The new car, codenamed TA350, would be powered by a new all-aluminium 3.5 litre V8 engine and have fully independent interconnected suspension, designed in conjunction with Alex Moulton, and inboard disc brakes. The transmission encompassed two gearboxes and clutches, a conventionally mounted Smiths Selectdrive unit behind the engine and a rear-mounted two-speed transaxle gearbox built by Alvis. Issigonis also proposed a smaller engined variant, the TA175, powered by a 1.75 litre V4. The TA was intended to lead to a major ten-fold increase in production volumes for the company.
As the work progressed, it became increasingly clear that the ambitious and complex design Issigonis was proposing was far beyond the limited resources of Alvis’ car division to productionise, manufacture and sell profitably. A single prototype was built, a rather undistinguished looking car that bore a resemblance to the contemporary MG Magnette, but development was halted and Issigonis was let go. Realistically, the TA350 as proposed is likely to have bankrupted Alvis – certainly, any carmaker who wished to put it into production would have required huge resources and an insatiable appetite for red ink.
Issigonis returned to BMC in 1955, recruited by Chairman Leonard Lord explicitly to design a new range of cars, codenamed XC/9000. XC/9001 was to be a large family car, XC/9002 a medium-sized car and XC/9003 a small town car. Priority was initially given to the large saloon, but the 1956 Suez Crisis and resultant petrol rationing caused a switch in focus to the smallest model. It was given a new development code ADO15, the letters standing for BMC’s Amalgamated Drawing Office.
Issigonis devised an ingenious and very compact powertrain with a transverse engine, below which was the gearbox within its sump and sharing the same oil. Even the radiator was mounted sideways to the right of the engine to save space. Issigonis had specified a maximum length of 10’ (3,048mm) and sketched out a rudimentary two-box bodyshell, which went into production largely as drawn. Launched in August 1959 as the Austin 7 and Morris Mini Minor, it soon became known simply as the Mini.
Sales of the Mini actually started rather slowly as people came to terms with its revolutionary design, but soon accelerated.

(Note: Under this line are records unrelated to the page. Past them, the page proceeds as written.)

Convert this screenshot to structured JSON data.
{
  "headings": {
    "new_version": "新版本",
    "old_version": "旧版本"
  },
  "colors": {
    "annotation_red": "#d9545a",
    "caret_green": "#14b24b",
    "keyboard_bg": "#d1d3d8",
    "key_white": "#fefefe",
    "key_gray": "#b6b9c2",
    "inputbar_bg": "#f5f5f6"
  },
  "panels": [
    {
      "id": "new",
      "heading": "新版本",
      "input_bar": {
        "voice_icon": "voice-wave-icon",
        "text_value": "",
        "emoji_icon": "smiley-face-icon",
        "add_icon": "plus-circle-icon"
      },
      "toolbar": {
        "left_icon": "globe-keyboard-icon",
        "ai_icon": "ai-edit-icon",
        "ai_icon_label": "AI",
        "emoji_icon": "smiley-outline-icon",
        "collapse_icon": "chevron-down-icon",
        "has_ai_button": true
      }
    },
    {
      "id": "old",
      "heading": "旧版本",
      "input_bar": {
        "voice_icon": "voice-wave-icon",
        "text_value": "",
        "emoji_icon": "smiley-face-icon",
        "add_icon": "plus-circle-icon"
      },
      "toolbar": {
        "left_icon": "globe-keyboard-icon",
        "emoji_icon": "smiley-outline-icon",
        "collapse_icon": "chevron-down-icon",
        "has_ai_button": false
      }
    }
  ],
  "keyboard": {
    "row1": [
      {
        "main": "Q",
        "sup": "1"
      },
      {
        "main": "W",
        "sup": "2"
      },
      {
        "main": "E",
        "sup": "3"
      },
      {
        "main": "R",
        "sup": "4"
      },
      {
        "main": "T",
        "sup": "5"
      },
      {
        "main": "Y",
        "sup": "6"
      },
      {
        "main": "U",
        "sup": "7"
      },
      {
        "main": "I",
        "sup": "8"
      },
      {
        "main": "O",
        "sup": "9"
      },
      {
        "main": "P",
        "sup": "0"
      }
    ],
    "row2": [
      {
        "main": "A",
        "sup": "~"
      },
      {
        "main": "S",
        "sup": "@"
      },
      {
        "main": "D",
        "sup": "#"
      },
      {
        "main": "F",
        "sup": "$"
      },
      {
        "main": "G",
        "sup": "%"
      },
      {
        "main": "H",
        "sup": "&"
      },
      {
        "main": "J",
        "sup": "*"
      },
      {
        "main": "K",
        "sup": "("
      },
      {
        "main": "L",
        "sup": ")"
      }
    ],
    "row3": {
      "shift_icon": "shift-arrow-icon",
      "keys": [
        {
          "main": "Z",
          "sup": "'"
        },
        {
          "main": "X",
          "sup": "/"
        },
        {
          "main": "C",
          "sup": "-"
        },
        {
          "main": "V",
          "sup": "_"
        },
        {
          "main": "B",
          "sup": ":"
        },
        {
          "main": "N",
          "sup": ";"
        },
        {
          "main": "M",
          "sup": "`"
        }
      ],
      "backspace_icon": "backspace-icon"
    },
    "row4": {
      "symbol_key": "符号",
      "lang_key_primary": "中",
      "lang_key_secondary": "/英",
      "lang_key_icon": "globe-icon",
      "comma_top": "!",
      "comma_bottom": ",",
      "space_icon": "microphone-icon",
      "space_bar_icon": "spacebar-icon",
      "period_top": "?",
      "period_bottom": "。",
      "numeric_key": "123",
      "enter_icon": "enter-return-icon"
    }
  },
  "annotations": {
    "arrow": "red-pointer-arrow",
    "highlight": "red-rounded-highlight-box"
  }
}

On the back of its success, Issigonis was promoted to the position of BMC Technical Director in 1961, but would retain overall responsibility for the upcoming XC projects.
This investigation continues in Part Two.